Laurie David speaks from her own experience confronting the challenges of raising two teenage girls. Read more...
Laurie David speaks from her own experience confronting the challenges of raising two teenage girls. Today's parents have lots to deal with and technology is making their job harder than ever. Research has proven that everything we worry about as parents--from drugs to alcohol, promiscuity, to obesity, academic achievement and just good old nutrition--can all be improved by the simple act of eating and talking together around the table.
Laurie has written a practical, inspirational, fun (and, of course, green) guide to the most important hour in any parent's day. Chock-full chapters include: Over seventy-five kid approved fantastic recipes; tips on teaching green values; conversation starters; games to play to help even the shyest family member become engaged; ways to express gratitude; the family dinner after divorce (hint: keep eating together) and much more. Filled with moving memories and advice from the country's experts and teachers, this book will get everyone away from electronic screens and back to the dinner table.
- ISBN-13: 9780446565462
- ISBN-10: 0446565466
- Publisher: Grand Central Publishing
- Publish Date: November 2010
- Page Count: 246
- Dimensions: 10.1 x 8.4 x 0.8 inches
- Shipping Weight: 2.41 pounds
Publishers Weekly® Reviews
- Reviewed in: Publishers Weekly, page .
- Review Date: 2010-09-20
- Reviewer: Staff
Film and TV producer David (An Inconvenient Truth) enlists more than 50 child-care experts, writers, celebrities, activists, musicians, and chefs--including Nora Ephron, Maya Angelou, Judge Judy, Michael Pollan, Sheryl Crow, and Alice Waters--in support of family mealtime rituals. Mother of two girls, David presents a grab bag of child-friendly ideas from her trial-and-error experiments before and after divorcing actor Larry David: creative table settings; quick weekday meals and leftovers; cooking with kids; table games; reading selections and discussion topics; and ways for divorced parents to establish food traditions.
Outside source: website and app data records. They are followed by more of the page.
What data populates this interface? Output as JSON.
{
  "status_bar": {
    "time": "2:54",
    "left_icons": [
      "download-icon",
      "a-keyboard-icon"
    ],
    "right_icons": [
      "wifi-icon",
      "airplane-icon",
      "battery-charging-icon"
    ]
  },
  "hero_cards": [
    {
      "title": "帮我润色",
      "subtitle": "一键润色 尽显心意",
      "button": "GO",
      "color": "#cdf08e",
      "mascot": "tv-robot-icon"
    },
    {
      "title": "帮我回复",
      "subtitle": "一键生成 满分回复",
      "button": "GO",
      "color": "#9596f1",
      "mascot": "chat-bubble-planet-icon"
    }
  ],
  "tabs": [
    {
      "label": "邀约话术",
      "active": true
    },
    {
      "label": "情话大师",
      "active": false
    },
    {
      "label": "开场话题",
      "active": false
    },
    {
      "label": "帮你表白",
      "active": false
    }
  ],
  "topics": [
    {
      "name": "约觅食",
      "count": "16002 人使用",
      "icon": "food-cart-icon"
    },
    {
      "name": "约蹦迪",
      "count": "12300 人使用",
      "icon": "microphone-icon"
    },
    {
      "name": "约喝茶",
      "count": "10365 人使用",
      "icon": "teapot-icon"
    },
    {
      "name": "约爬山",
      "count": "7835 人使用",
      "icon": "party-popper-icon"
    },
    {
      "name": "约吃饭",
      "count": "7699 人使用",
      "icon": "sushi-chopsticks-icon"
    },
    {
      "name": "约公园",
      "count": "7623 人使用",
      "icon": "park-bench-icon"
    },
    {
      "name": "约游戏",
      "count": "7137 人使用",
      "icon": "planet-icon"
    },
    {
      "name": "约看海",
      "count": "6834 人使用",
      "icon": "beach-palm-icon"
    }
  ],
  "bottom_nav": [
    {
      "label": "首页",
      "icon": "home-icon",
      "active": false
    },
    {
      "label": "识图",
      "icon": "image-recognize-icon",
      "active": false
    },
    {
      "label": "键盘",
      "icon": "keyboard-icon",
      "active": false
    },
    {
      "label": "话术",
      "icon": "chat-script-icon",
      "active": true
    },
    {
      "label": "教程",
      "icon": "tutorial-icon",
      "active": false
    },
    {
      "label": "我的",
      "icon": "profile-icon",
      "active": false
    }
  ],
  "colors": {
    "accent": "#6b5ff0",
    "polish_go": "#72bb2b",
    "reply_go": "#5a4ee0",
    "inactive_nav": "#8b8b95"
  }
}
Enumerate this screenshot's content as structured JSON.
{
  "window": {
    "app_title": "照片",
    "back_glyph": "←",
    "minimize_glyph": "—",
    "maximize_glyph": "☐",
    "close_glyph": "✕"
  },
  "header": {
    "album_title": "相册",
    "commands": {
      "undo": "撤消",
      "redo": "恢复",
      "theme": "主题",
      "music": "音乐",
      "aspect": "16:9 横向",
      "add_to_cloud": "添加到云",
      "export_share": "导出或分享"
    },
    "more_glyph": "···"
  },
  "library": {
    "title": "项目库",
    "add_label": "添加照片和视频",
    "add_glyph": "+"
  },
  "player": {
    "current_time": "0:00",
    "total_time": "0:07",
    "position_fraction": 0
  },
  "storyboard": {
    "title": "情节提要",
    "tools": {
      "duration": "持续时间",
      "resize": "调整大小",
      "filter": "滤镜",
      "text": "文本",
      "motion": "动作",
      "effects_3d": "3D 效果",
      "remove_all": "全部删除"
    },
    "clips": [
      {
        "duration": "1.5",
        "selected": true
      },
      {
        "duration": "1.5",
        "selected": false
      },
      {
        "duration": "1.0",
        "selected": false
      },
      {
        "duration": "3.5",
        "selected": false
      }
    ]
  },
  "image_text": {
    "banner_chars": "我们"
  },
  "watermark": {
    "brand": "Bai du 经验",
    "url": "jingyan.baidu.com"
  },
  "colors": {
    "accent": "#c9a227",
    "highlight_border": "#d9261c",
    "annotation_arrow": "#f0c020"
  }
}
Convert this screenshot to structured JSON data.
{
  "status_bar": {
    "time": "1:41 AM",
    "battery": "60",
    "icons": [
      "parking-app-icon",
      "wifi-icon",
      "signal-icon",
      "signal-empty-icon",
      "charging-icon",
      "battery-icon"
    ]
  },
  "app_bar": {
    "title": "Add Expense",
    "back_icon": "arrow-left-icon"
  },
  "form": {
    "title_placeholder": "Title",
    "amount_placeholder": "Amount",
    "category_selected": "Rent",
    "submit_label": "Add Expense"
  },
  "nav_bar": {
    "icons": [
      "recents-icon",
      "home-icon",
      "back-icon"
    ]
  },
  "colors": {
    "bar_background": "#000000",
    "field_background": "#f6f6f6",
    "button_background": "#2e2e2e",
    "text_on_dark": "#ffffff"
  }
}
For the recipes, Uhrenholdt draws on her Danish heritage and global flavors. It may take effort to entice young children with artichokes and edamame, most will likely enjoy composting and gardening; while teens may balk at table games, David knows how to snag an audience with viable alternatives to enemies of health and togetherness (TV, computers, cellphones, factory farm–produced foods, soda, plastics, etc.). She tempers her earnest tone with whimsical flourishes (poetry, quotes) and nostalgic reminiscences from contributors. Parents willing to adjust busy schedules to raise healthy, conscious, and confident children will find David's ideas practical and enjoyable, her passion irresistible. (Nov.)